The following year, in 1800, Plymouth Freeman, like Barzilla Henry, sold the 100 acres of bounty land he had likewise earned from the government. After fulfilling his contract with Barber that same year, Freeman moved to Cazenovia, New York, about 20 miles outside Syracuse. Perhaps he already had a wife and son by then, or perhaps he started his family after settling in New York. In any case, he made his life there, probably farming. He may have learned to read, as indicated by the notices in the local newspaper in the 1800s that listed Plymouth Freeman among those who had mail to pick up at the post office. Finally, he died in 1829 at the age of 87.
Courtesy of the Fayetteville-Owahgena DAR Chapter of Fayetteville, NY.
In 2022, a local Daughters of the American Revolution chapter near Cazenovia honored Plymouth Freeman with a historic marker, erected near where he lived. At the marker’s unveiling ceremony, the past DAR chapter regent said this in her remarks:
“Plymouth’s role, like the role of thousands of others, was critical in obtaining our freedom. We can be certain that Plymouth knew the deep, innate desire for freedom, more so than any of us can imagine…he served faithfully and honorably, earning the respect and admiration and appreciation of his commanding officers. This is a fact, and for this we will be forever grateful to Plymouth Freeman.”
We are of course grateful to Freeman and all the other Revolutionary War veterans, though their service is only one part of their stories. Each had lives before the war, and most but not all lived through it. Some left children and family lines that continue today. Others died impoverished and alone. Individually and collectively, they left a legacy of bravery and patriotism and helped build a country.

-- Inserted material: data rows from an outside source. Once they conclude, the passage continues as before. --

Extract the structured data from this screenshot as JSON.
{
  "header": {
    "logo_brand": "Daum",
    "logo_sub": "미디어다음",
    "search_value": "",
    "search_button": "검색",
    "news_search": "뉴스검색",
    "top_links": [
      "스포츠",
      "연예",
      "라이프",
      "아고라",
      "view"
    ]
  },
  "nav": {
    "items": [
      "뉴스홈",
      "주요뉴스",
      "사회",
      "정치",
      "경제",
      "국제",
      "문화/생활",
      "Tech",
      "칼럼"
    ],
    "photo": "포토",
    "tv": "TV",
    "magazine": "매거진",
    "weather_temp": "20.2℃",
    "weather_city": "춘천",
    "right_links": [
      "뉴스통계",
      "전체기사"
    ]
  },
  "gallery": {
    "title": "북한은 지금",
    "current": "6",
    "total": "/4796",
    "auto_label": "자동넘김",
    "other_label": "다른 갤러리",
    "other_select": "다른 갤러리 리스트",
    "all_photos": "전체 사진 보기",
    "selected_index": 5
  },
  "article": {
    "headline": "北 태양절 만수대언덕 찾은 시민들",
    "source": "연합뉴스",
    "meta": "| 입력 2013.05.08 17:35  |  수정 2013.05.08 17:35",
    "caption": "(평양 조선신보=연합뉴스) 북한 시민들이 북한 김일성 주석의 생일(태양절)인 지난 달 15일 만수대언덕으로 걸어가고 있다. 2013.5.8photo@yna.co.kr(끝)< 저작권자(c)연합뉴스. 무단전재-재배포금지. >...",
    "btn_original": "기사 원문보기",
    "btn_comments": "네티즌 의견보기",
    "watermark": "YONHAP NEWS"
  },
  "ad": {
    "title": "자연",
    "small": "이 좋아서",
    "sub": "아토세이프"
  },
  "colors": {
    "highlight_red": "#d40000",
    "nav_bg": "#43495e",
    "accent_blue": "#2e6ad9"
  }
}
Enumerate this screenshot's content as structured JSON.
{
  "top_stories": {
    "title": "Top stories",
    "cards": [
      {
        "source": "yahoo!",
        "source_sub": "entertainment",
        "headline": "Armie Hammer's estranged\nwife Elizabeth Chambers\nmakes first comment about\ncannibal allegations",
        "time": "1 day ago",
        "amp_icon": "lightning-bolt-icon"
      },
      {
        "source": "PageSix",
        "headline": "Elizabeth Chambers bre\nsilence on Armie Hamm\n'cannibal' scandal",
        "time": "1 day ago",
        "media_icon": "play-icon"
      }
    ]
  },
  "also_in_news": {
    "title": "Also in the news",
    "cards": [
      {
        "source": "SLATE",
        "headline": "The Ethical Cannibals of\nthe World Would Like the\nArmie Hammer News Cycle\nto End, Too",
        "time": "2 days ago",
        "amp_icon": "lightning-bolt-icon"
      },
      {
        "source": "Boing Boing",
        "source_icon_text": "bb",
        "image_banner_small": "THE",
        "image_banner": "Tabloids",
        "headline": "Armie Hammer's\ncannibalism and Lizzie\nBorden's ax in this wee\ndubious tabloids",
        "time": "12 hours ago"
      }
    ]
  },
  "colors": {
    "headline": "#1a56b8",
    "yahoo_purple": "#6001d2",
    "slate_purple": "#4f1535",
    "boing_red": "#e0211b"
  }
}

Once again, thanks to library volunteer Iniya Raja for her invaluable research assistance.
By Michelle Tom, librarian/archivist, 2023